There was nothing we did not like. The tour guide (Tom) was fantastic and really was professional--answered everyone's questions. We were lucky to have two elderly men on the tour whose great granfathers had worked in the mine. Very informative and interesting.
We were just passing through Scranton on the way to Philly from Canada and thought this would be a neat thing to do on a stop. Boy are we glad we did so. The only way this could have been a more authentic experience would be for the excellent and informative tour guide to have handed us shovels and asked us to fill a rail car with coal.
You go deep into the mine which is largely in the condition it was in when the mine closed in 1966. You can see the geology and coal seams right up close. The guide was excellent and answered lots of questions from the tour. Highly recommend this for all ages. Our boys 9 and 6 loved it and paid attention for the full 1.5 hour underground walking tour.
I've been there twice and looking forward to visiting again this year. Truly a must see for everyone ... every parent that has a child between the ages of 8 - 18 should bring them so they learn what the definition of HARD WORK is all about and how "easy" they got it today. You will NEVER think of coal the same again ..... about an one hour tour at a very inexpensive price .... mark this as an experience to see off your bucket list !!! Then after you're done go visit Steamtown and unravel yourself with steam engines from the days of the old wild West to today's modern trains ....

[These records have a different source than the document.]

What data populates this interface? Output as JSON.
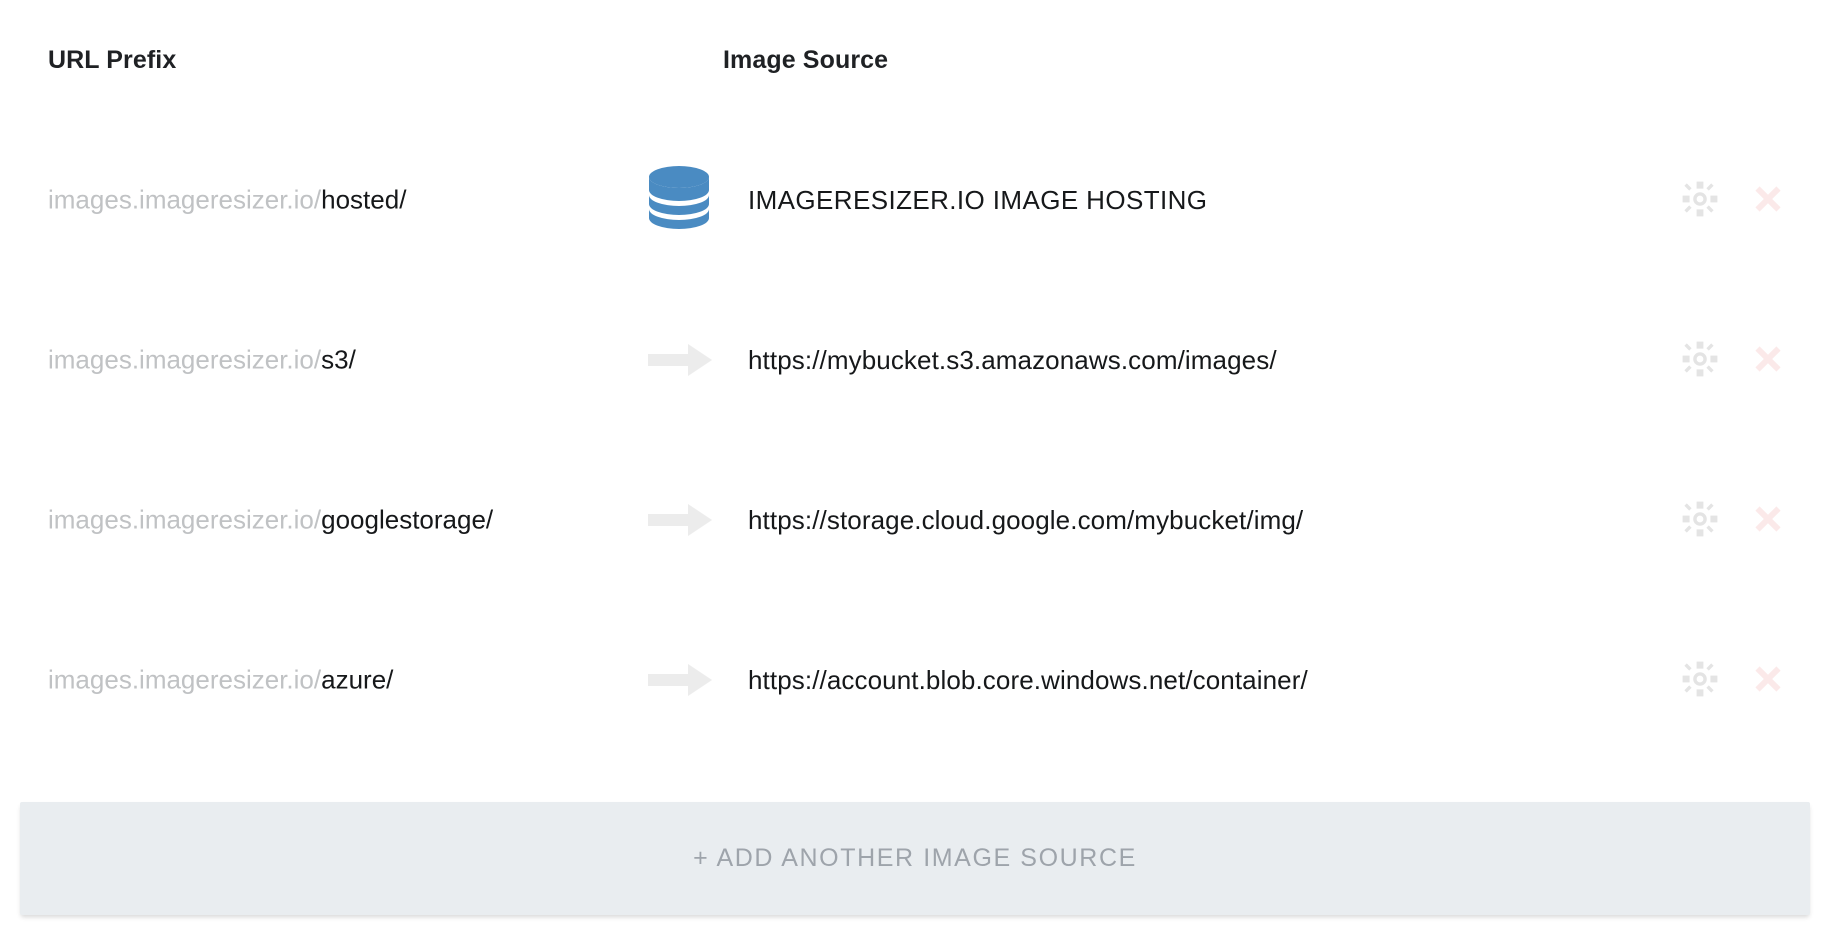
{
  "table": {
    "columns": {
      "url_prefix": "URL Prefix",
      "image_source": "Image Source"
    },
    "rows": [
      {
        "prefix_base": "images.imageresizer.io/",
        "prefix_slug": "hosted/",
        "lead_icon": "database-icon",
        "source_text": "IMAGERESIZER.IO IMAGE HOSTING",
        "source_is_caps": true,
        "settings_icon": "gear-icon",
        "remove_icon": "close-x-icon"
      },
      {
        "prefix_base": "images.imageresizer.io/",
        "prefix_slug": "s3/",
        "lead_icon": "arrow-right-icon",
        "source_text": "https://mybucket.s3.amazonaws.com/images/",
        "source_is_caps": false,
        "settings_icon": "gear-icon",
        "remove_icon": "close-x-icon"
      },
      {
        "prefix_base": "images.imageresizer.io/",
        "prefix_slug": "googlestorage/",
        "lead_icon": "arrow-right-icon",
        "source_text": "https://storage.cloud.google.com/mybucket/img/",
        "source_is_caps": false,
        "settings_icon": "gear-icon",
        "remove_icon": "close-x-icon"
      },
      {
        "prefix_base": "images.imageresizer.io/",
        "prefix_slug": "azure/",
        "lead_icon": "arrow-right-icon",
        "source_text": "https://account.blob.core.windows.net/container/",
        "source_is_caps": false,
        "settings_icon": "gear-icon",
        "remove_icon": "close-x-icon"
      }
    ]
  },
  "add_source_button": {
    "label": "+ ADD ANOTHER IMAGE SOURCE"
  },
  "colors": {
    "page_background": "#ffffff",
    "header_text": "#1f2124",
    "prefix_base_text": "#c0c2c4",
    "prefix_slug_text": "#16181a",
    "source_text": "#16181a",
    "database_icon": "#4a8bc2",
    "arrow_icon": "#ececec",
    "gear_icon": "#e4e4e4",
    "remove_icon": "#fbe9e9",
    "add_button_background": "#e9edf0",
    "add_button_text": "#9ea4ab"
  }
}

Our Girl Scout troop visited the mine as part of a Coal Legends patch we were working on while camping in the area. We had 7 girls, ages 11-17, and all of them were absolutely amazed by what they learned by being in the mine.
The tour guide (Nick) was absolutely fantastic. He managed to keep the entire group occupied with all of the interesting facts and stories of being a mine worker. He patiently answered all of our questions and really captured the girls attentions.

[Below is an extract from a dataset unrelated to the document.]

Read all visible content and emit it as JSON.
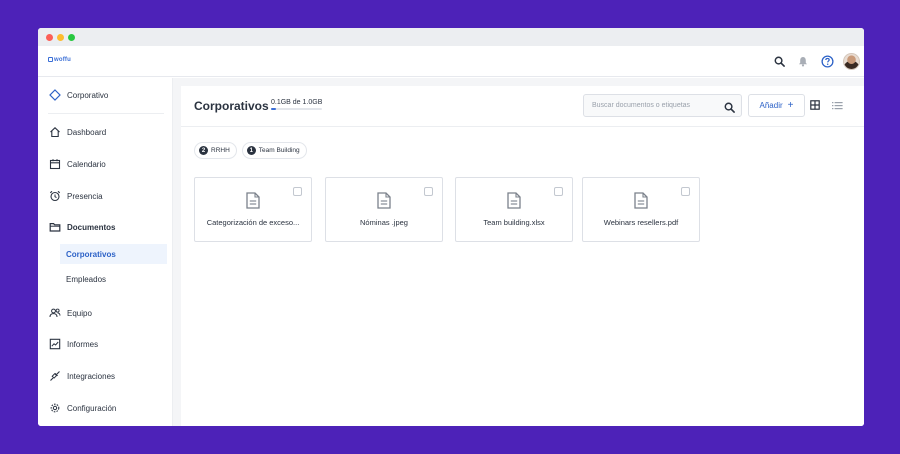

It was a worthwhile experience and the girls learned so much!
I was blown away at the extremely difficult circumstances coal miners are subjected to. Years ago children as young as 10 years old were working in the mines to help put food on the table. To think that the circumstances aren't that much better in today's day and age is amazing. Every person that sees the difficulties people face in order to work and live should help put a new perspective and appreciation for what we have today.
We took our 8 year old and 6 year old on this tour. We all loved it! It was a fascinating piece of American history. Our 8 year old was particularly interested in it, as there were quite a few jobs that he could have had at his age had he been born in 1890. It really showed him how lucky he is that these men struggled to make America the country it is today. I think it helps us all appreciate what our forefathers did for us. The tour guide was very knowledgable and funny as well. The tour was very informative. Highly recommended!
We read three books about coal mines before we left for this trip. The books could not explain how dark, wet, small a real coal mine is. Our family of four got into the small tram with 18 other people. We went 250 feet underground (wear a waterproof jacker). Our guide was wonderful, informative and funny (Tony?). It was very educational to hear how the mine worked and how the miners and their families lived (and died).
The book Kids at Work gave a view into the life of children in the mine, but hearing that if the father dies in the mine his family had to provide another mine worker or be evicted from their home (in three days) made us realize why so many parents allowed their very young boys to work in dangerous conditions.
Very educational for kids and adults. Be prepared to walk once you are in the mine and wear a jacket with a hood. The water kept dripping on my head, but I wouldn't have missed it.
The 190 Slope tour provides a taste of another way of life that is unknown at the start of the 21st century.
A visitor gains insight into how miners lived and worked a century ago when coal was a dominant industry.
The tour guide was knowledgeable and highly informative.
Microtel Inn & Suites by Wyndham Dickson City/Scranton is nine miles from Wilkes Barre Scranton International Airport (AVP), and local
attractions include University of Scranton, Scranton, Clarks Summit, and Sno Mountain Ski Area. The hotel offers amenities like complimentary ...